• Task prompt: Print each line below verbatim, skipping every picture.
-- Dataset records follows --
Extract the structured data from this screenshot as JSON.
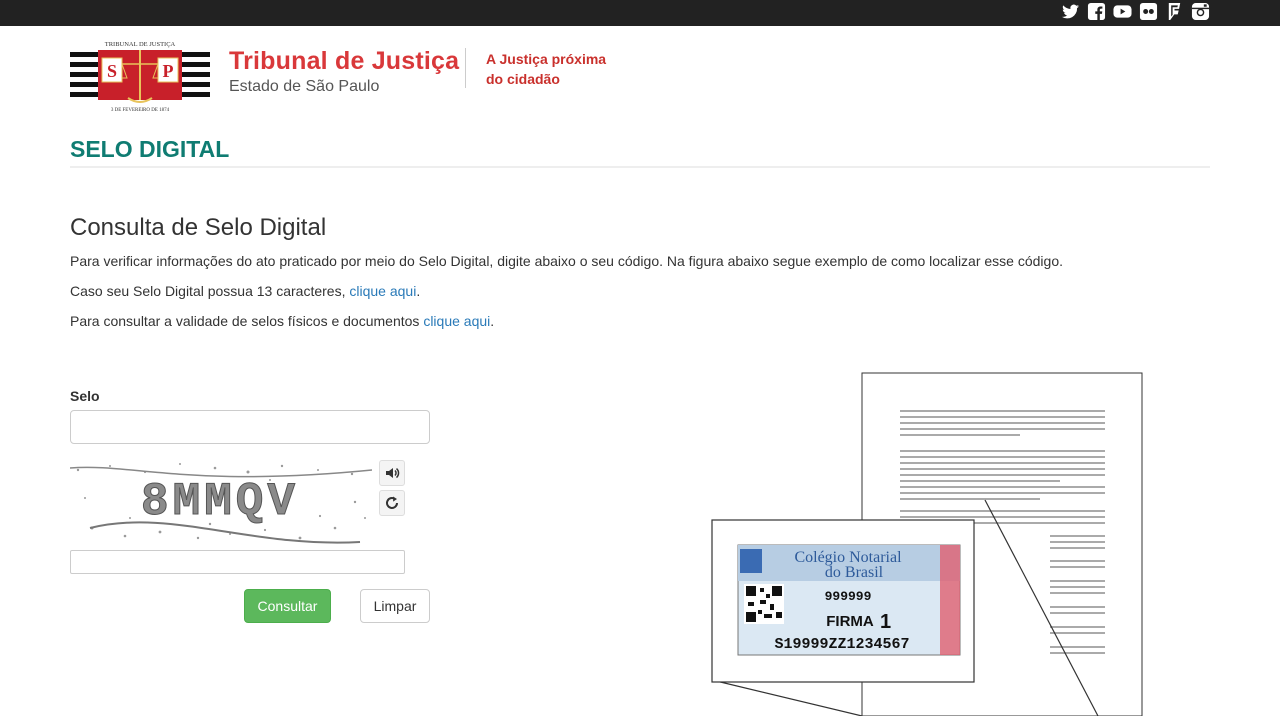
{
  "topbar": {
    "social": [
      "twitter-icon",
      "facebook-icon",
      "youtube-icon",
      "flickr-icon",
      "foursquare-icon",
      "instagram-icon"
    ]
  },
  "logo": {
    "arc_text": "TRIBUNAL DE JUSTIÇA",
    "date_text": "3 DE FEVEREIRO DE 1874",
    "left_letter": "S",
    "right_letter": "P"
  },
  "brand": {
    "title": "Tribunal de Justiça",
    "subtitle": "Estado de São Paulo",
    "slogan_line1": "A Justiça próxima",
    "slogan_line2": "do cidadão"
  },
  "section": {
    "title": "SELO DIGITAL"
  },
  "content": {
    "heading": "Consulta de Selo Digital",
    "p1": "Para verificar informações do ato praticado por meio do Selo Digital, digite abaixo o seu código. Na figura abaixo segue exemplo de como localizar esse código.",
    "p2_prefix": "Caso seu Selo Digital possua 13 caracteres, ",
    "p2_link": "clique aqui",
    "p2_suffix": ".",
    "p3_prefix": "Para consultar a validade de selos físicos e documentos ",
    "p3_link": "clique aqui",
    "p3_suffix": "."
  },
  "form": {
    "selo_label": "Selo",
    "selo_value": "",
    "captcha_text": "8MMQV",
    "captcha_value": "",
    "consultar_label": "Consultar",
    "limpar_label": "Limpar"
  },
  "example": {
    "seal_title_line1": "Colégio Notarial",
    "seal_title_line2": "do Brasil",
    "seal_number": "999999",
    "seal_type": "FIRMA",
    "seal_type_num": "1",
    "seal_code": "S19999ZZ1234567"
  },
  "colors": {
    "accent_red": "#d9383a",
    "section_teal": "#0f7c72",
    "link_blue": "#2a7ab8",
    "button_green": "#5cb85c"
  }
}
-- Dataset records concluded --
• Result of this task:
Extract the structured data from this screenshot as JSON.
{
  "topbar": {
    "social": [
      "twitter-icon",
      "facebook-icon",
      "youtube-icon",
      "flickr-icon",
      "foursquare-icon",
      "instagram-icon"
    ]
  },
  "logo": {
    "arc_text": "TRIBUNAL DE JUSTIÇA",
    "date_text": "3 DE FEVEREIRO DE 1874",
    "left_letter": "S",
    "right_letter": "P"
  },
  "brand": {
    "title": "Tribunal de Justiça",
    "subtitle": "Estado de São Paulo",
    "slogan_line1": "A Justiça próxima",
    "slogan_line2": "do cidadão"
  },
  "section": {
    "title": "SELO DIGITAL"
  },
  "content": {
    "heading": "Consulta de Selo Digital",
    "p1": "Para verificar informações do ato praticado por meio do Selo Digital, digite abaixo o seu código. Na figura abaixo segue exemplo de como localizar esse código.",
    "p2_prefix": "Caso seu Selo Digital possua 13 caracteres, ",
    "p2_link": "clique aqui",
    "p2_suffix": ".",
    "p3_prefix": "Para consultar a validade de selos físicos e documentos ",
    "p3_link": "clique aqui",
    "p3_suffix": "."
  },
  "form": {
    "selo_label": "Selo",
    "selo_value": "",
    "captcha_text": "8MMQV",
    "captcha_value": "",
    "consultar_label": "Consultar",
    "limpar_label": "Limpar"
  },
  "example": {
    "seal_title_line1": "Colégio Notarial",
    "seal_title_line2": "do Brasil",
    "seal_number": "999999",
    "seal_type": "FIRMA",
    "seal_type_num": "1",
    "seal_code": "S19999ZZ1234567"
  },
  "colors": {
    "accent_red": "#d9383a",
    "section_teal": "#0f7c72",
    "link_blue": "#2a7ab8",
    "button_green": "#5cb85c"
  }
}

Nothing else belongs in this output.